“It was quite a challenging project as we both have different days at college each week,” explained third year mechanical apprentice, Oliver De Roeck. “As a result of that, we could only work together one day a week which meant the project took a lot longer than expected.”
First year electrical apprentice, Callum Franks, demonstrated to The Manufacturer how the system worked.
“Food is moved from the hopper to the tray via an auger-style spiral to automatically dispense food at times set by our custom-built mobile app. Water flows from a separate chamber down into the water tray,” he explained.
The station has a pair of important safety features: an in-built sensor to prevent water from overflowing and flooding the surrounding area, and automated alerts sent to the owner via the app should hopper volume fall below a certain level.
Currently, the food dispensed is dry, but the device could potentially be adapted to accommodate wet food, Franks said, though issues around cleanliness and the food drying out would need to be overcome.
“Taking part was a fantastic opportunity to show off the skills that we’re developing as apprentices and then to be able to apply them to specific situations,” Franks said. “To win was an enormous privilege, especially with the level of competition this year.”
Alongside the Judges’ prize, Top Cats also received the highly-coveted Peer Review Award – presented to them by Ken Young, the MTC’s technology director.
First class delivery
Haven, the five-strong team from Aston Martin, received the Judges’ Highly Commended Award for their ‘smart’ parcel delivery system.
In the UK, upwards of 12% of deliveries fail first time, costing the industry an estimated £1bn in re-deliveries. For those who receive a ‘sorry we missed you’ card, the result is typically an inconvenient trip to the local sorting office – which isn’t always that local.
To combat this, Haven developed ‘Parcel Smart’ – a stylish and safe delivery unit featuring an intelligent security reader.
The team’s William Savage explained that the smart (RFID) pass key allows only those with the correct access to open the unit and deliver your goods, and helps eliminate the worry of having to leave parcels in a ‘safe location’ in the garden.

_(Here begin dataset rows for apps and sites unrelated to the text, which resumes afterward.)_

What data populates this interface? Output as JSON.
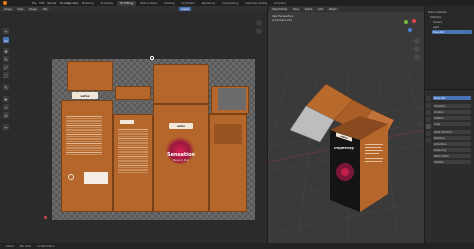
{
  "topbar": {
    "menu": [
      "File",
      "Edit",
      "Render",
      "Window",
      "Help"
    ],
    "tabs": [
      "Layout",
      "Modeling",
      "Sculpting",
      "UV Editing",
      "Texture Paint",
      "Shading",
      "Animation",
      "Rendering",
      "Compositing",
      "Geometry Nodes",
      "Scripting"
    ],
    "active_tab": "UV Editing"
  },
  "uv_editor": {
    "header": [
      "Image",
      "View",
      "Image",
      "UVs"
    ],
    "image_name": "Cream",
    "tools": [
      "cursor",
      "select-box",
      "move",
      "rotate",
      "scale",
      "transform",
      "annotate",
      "grab",
      "relax",
      "pinch",
      "rip"
    ]
  },
  "dieline": {
    "brand_logo": "sefex",
    "product_name": "Sensation",
    "product_sub": "Pleasure Ring"
  },
  "viewport": {
    "header": [
      "Object Mode",
      "View",
      "Select",
      "Add",
      "Object"
    ],
    "info_line1": "User Perspective",
    "info_line2": "(124) Plane.002"
  },
  "outliner": {
    "items": [
      "Scene Collection",
      "Collection",
      "Camera",
      "Light",
      "Plane.002"
    ]
  },
  "properties": {
    "rows": [
      "Plane.002",
      "Transform",
      "Location",
      "Rotation",
      "Scale",
      "Delta Transform",
      "Relations",
      "Collections",
      "Instancing",
      "Motion Paths",
      "Visibility"
    ]
  },
  "status": {
    "items": [
      "Select",
      "Pan View",
      "Context Menu"
    ]
  },
  "colors": {
    "box_orange": "#b5662a",
    "box_black": "#141414",
    "accent_blue": "#4772b3"
  }
}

“It means no more stolen, damaged or lost deliveries,” Savage commented. “Furthermore, the metal latch on the back offers an additional layer of security, capable of being locked in place when deliveries aren’t expected to occur.”
Whether the metal latch is open or not, Haven’s innovative design allows letters to still pass through unhindered.

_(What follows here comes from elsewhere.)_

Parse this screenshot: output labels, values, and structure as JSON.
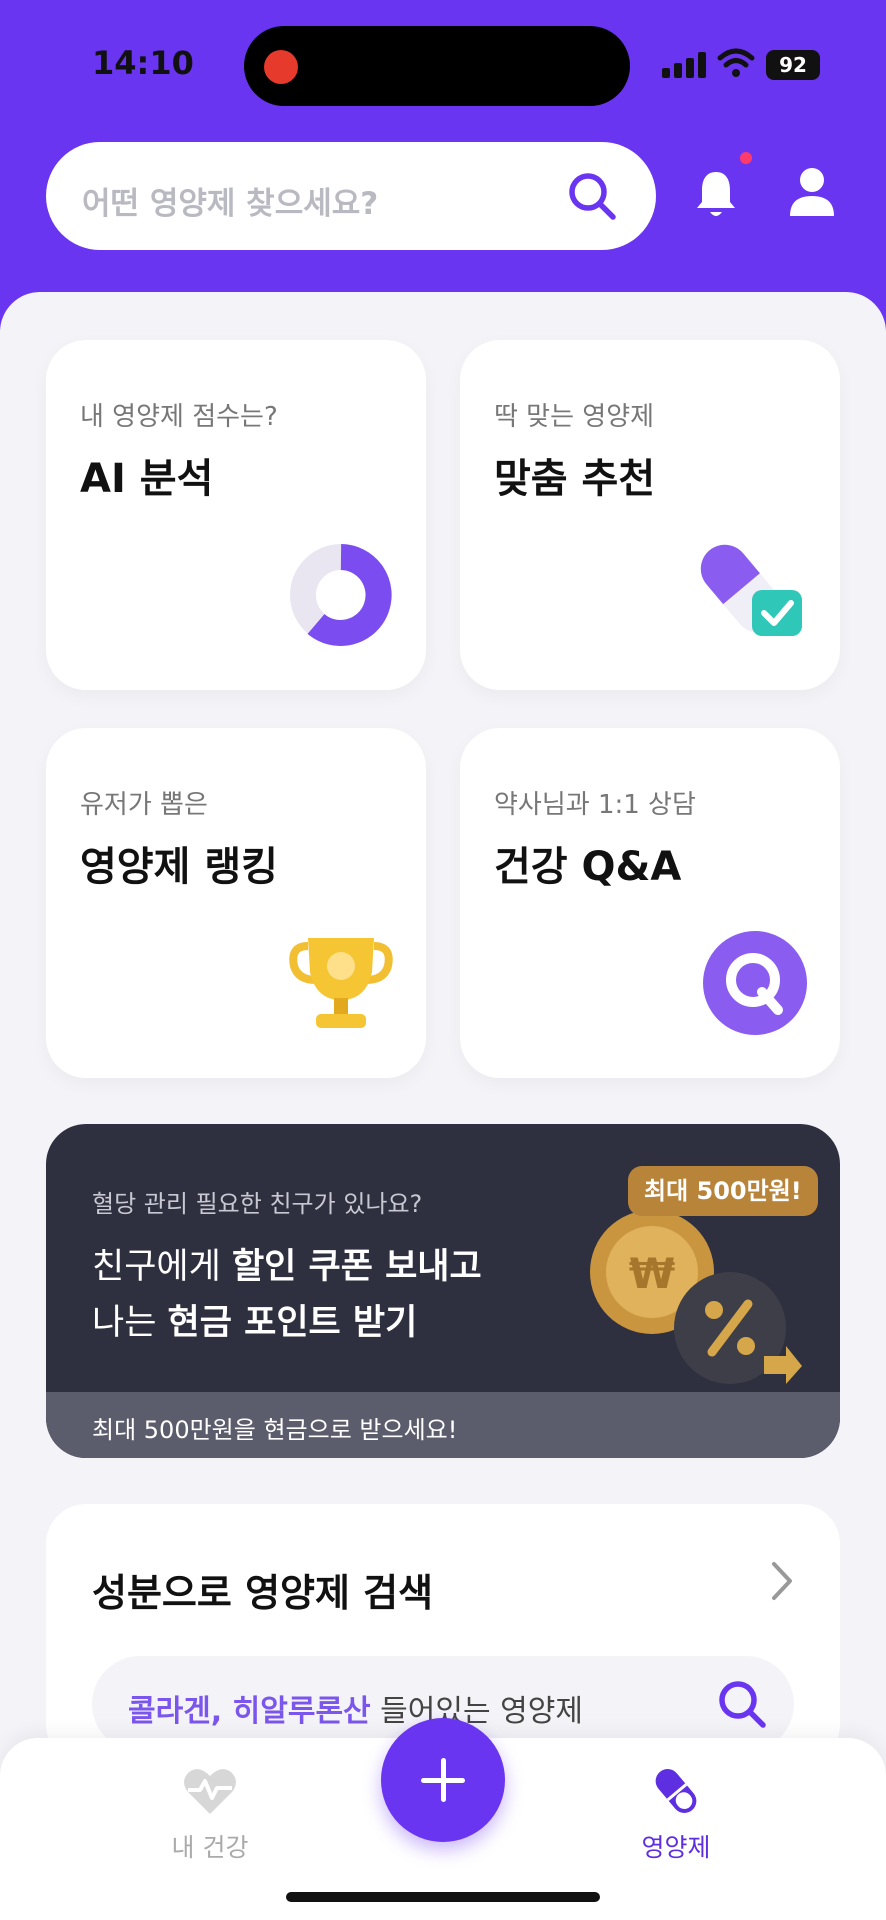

Worthy of celebration
Also competing were Endeavour and WMTCA, both representing the Manufacturing Technology Centre (MTC). Endeavour’s automated pill dispenser can deliver pills at set times and has been optimised to accommodate pills of varying sizes.
WMTCA’s i-Mirror displays various information such as the date and time, the weather, traffic reports and the day’s news headlines via a customisable interface.
The i-Mirror also features a hidden automated shelf system, ideal for keeping harmful medicines or such like out of children’s reach.
Like the MTC, Leonardo Airborne & Space Systems also had two teams competing, The Pilgrims and Curt & Rod.
The Pilgrims’ also had an automatic pill dispenser, though had opted for a programmable carousel – rather than tubular – design, capable of holding up to four-days’ worth of pills.
Curt & Rod’s automatic blinds react to the intensity of light in a room, opening or closing to maintain a constant level of brightness. Future development could see the blinds being voice-controlled.
After touring the exhibition space with his wife, the day’s guest of honour, Lord Mayor of Coventry John Blundell, declared that every team was to be congratulated, not just the prize winners.
“The Home Automation Challenge demonstrates to businesses exactly what apprentices can do and the value they bring. As a nation, we are beginning to truly appreciate skilled people like engineers and apprentices, and in this room, are individuals who embody both,” he noted.